And yet... one must balance the rules of good design with practical ways to make a debuggable system. A thousand years ago circuits used vacuum tubes mounted on a metal chassis. All connections were made by point-to-point wiring; so making engineering changes during prototype checkout must have been pretty easy. Later, transistors and ICs lived on PC boards but incorporating modifications was still pretty simple. Now we're faced with whisker- thin leads on surface mount components, with 8 and 10 layer boards where most tracks are buried under layers of epoxy and out of reach of our X-Acto knives. If we tie every unused input, even on our spare gates, to a solid power or ground connection, it'll be awfully hard to cut the connection free to tie it somewhere else. Lifting the pins on those spare gates might be a nightmare.
It seems the solution is to build the prototype boards a little differently than the production versions. I look at a design and try to identify areas most likely to require cutting and pasting during checkout. A prime example is the programmable device - PALs or FPGAs or whatever. Bitter experience has taught me that probably I'll forget a crucial input to that PAL, or that I'll need to generate some nastily complex waveform using a spare output on the FPGA.
Some engineers figure if they socket the programmable logic they can lift pins and tack wires to the dangling input or output. I hate this solution. Sometimes it takes and embarrassing number of tries to get a complex PAL right - each time you must remove the device, bend the leads back to program it, and then reinstall the mods. (An alternative is to put a socket in the socket, and lift the upper socket's leads). When the device is PLCC or other, non-DIP package, it's even harder to get access to the pins.
So I leave all unused inputs on these devices unconnected when building the prototype, unfortunately creating a window of vulnerability to SCR latchup conditions.
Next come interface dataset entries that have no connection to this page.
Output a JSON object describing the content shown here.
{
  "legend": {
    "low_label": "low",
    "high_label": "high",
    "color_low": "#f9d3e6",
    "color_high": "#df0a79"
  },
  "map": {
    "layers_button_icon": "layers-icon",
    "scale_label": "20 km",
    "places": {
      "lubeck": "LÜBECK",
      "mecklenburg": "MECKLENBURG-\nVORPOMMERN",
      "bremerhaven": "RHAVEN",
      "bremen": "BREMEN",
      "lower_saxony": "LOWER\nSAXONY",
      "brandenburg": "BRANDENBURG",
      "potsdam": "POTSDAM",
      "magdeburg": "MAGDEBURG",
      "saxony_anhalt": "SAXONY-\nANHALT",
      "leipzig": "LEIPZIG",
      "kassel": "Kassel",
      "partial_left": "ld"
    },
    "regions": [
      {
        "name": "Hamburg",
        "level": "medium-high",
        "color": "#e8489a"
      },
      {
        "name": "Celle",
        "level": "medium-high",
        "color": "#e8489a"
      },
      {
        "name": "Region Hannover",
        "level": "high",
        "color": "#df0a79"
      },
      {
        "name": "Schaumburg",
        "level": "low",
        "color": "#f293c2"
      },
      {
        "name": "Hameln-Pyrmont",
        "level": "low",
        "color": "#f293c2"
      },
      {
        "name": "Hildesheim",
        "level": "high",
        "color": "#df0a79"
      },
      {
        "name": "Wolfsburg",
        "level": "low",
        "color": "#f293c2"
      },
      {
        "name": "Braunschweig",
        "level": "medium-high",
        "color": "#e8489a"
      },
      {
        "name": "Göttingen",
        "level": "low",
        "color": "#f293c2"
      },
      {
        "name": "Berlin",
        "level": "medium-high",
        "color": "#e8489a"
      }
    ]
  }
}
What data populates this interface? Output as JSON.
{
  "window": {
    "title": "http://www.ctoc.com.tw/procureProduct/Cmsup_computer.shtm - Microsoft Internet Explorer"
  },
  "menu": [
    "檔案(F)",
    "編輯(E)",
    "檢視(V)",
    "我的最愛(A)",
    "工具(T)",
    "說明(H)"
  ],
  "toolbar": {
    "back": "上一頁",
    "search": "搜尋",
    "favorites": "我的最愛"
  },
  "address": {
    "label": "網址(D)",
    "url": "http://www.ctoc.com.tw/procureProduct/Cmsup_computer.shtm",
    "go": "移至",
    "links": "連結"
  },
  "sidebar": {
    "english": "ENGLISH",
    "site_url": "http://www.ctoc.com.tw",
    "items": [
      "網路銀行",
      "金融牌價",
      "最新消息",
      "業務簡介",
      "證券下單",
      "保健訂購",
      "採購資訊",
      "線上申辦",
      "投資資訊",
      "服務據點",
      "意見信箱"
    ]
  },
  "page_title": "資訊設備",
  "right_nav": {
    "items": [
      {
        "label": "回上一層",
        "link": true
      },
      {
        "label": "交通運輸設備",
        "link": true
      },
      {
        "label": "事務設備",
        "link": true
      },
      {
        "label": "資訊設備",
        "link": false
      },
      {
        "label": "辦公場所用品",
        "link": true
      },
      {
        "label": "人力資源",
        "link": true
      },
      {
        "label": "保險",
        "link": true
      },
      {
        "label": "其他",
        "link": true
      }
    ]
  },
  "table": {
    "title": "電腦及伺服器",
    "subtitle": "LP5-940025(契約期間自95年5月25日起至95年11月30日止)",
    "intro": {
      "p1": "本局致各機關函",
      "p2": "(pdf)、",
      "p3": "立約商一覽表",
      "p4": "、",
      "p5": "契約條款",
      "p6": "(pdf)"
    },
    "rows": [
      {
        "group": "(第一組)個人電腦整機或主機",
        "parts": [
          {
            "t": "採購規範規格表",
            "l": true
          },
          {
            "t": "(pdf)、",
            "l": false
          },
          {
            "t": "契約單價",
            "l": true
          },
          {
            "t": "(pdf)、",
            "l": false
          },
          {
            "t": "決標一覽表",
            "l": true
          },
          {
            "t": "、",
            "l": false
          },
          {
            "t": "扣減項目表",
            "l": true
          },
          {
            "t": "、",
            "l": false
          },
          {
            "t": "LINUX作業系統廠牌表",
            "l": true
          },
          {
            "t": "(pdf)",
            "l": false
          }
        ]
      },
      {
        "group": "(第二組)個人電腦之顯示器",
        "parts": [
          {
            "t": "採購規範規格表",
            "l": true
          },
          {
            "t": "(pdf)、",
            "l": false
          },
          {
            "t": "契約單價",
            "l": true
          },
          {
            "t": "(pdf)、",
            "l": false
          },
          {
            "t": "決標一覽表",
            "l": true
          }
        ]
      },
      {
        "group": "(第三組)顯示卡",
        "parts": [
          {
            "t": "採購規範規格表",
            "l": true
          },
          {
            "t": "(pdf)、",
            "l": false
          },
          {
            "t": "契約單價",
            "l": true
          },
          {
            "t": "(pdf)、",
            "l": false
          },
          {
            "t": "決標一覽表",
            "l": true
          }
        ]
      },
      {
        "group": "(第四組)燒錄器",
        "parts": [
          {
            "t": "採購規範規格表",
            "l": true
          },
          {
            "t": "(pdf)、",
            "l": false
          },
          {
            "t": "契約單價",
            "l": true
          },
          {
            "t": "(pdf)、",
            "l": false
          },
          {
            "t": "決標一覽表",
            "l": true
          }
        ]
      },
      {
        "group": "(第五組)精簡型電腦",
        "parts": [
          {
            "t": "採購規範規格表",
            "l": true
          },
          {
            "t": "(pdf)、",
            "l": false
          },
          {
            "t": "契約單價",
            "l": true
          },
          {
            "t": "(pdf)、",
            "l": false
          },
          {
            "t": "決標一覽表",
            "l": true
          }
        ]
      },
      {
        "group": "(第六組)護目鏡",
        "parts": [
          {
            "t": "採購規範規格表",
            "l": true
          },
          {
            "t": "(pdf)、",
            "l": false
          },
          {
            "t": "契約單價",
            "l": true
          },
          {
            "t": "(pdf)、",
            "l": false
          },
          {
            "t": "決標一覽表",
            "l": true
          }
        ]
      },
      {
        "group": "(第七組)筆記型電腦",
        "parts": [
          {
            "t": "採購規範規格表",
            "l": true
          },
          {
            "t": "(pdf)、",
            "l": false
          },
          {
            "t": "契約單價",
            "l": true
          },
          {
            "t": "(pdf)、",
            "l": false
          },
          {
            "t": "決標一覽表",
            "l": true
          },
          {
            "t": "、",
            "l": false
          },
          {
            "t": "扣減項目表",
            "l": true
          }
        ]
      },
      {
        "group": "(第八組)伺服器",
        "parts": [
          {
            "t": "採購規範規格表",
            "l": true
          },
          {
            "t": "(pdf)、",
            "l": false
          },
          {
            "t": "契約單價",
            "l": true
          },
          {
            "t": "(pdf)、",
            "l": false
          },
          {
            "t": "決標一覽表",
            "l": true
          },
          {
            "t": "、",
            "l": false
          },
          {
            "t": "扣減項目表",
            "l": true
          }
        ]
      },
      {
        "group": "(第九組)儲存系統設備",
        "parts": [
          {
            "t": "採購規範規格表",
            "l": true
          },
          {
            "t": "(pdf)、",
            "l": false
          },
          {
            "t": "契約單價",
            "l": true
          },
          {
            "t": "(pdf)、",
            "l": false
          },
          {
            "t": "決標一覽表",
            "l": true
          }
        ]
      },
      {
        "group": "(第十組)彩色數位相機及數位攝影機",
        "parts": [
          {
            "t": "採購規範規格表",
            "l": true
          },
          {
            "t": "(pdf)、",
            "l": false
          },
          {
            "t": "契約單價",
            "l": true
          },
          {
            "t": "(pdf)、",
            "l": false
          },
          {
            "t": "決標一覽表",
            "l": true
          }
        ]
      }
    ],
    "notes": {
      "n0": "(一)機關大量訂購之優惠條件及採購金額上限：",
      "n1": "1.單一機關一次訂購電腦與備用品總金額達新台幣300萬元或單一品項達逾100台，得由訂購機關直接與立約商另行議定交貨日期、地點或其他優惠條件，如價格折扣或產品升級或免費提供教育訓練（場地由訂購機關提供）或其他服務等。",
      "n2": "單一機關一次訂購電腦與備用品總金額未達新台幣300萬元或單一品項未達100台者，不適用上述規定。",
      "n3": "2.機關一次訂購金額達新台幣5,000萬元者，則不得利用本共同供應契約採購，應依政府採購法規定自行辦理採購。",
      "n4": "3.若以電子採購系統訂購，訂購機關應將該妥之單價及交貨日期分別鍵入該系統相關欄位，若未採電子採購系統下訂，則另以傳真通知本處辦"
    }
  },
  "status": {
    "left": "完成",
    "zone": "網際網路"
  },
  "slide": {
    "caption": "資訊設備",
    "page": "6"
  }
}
Then it's easy to connect mod wires to the unconnected pins. When the first prototype is done I'll change the schematic to properly tie off the unused inputs so prototype 2 (or the production units) are designed correctly.
In years of doing this I have never suffered a problem from SCR latchup due to these dangling pins. The risk is always there, lurking and waiting for an unusual ESD or perhaps even a careless ungrounded finger biasing an input.
I do tie spare gate inputs to ground, even with the first run of boards. It just feels a little too dangerous to leave an unconnected 74HC74 lead dangling. However, if at all possible, I have the person doing the PCB layout connect these grounds on the bottom layer so that a few quick strokes of the X-Acto knife can free them to solve another "whoops".
This does bring up another important point - I feel the days of wire wrap prototypes are dead. Modern logic is simply too fast to support anything but the best quality multilayer PCBs (with solid ground and power planes) even during prototyping. It's cheap to get 2 copies of a prototype PCB built quickly - look in the little ads in the back of this magazine for sources of quick turn boards. By planning for disposable prototype PCBs one can eliminate all sources of untraceable weirdness from a noisy prototype, and one can easily make small changes to the design just for the sake of increasing the product's debuggability.
In designs that use through-hole parts, by all means leave just a little extra room around each chip so you can socket the parts on the prototype. It's a lot easier to pull a connected pin from a socket than to cut it free from the board.
I want to leave you with three thoughts:
- Avoid pull down resistors at all costs!
- Don't be afraid to use low resistor values even in CMOS circuits. A static pull-up needs only microamps no matter what resistor value is selected.
- Sometimes we spend far more time troubleshooting our designs than actually drawing schematics. Lay out the prototypes in an easy-to-debug form; change them in production.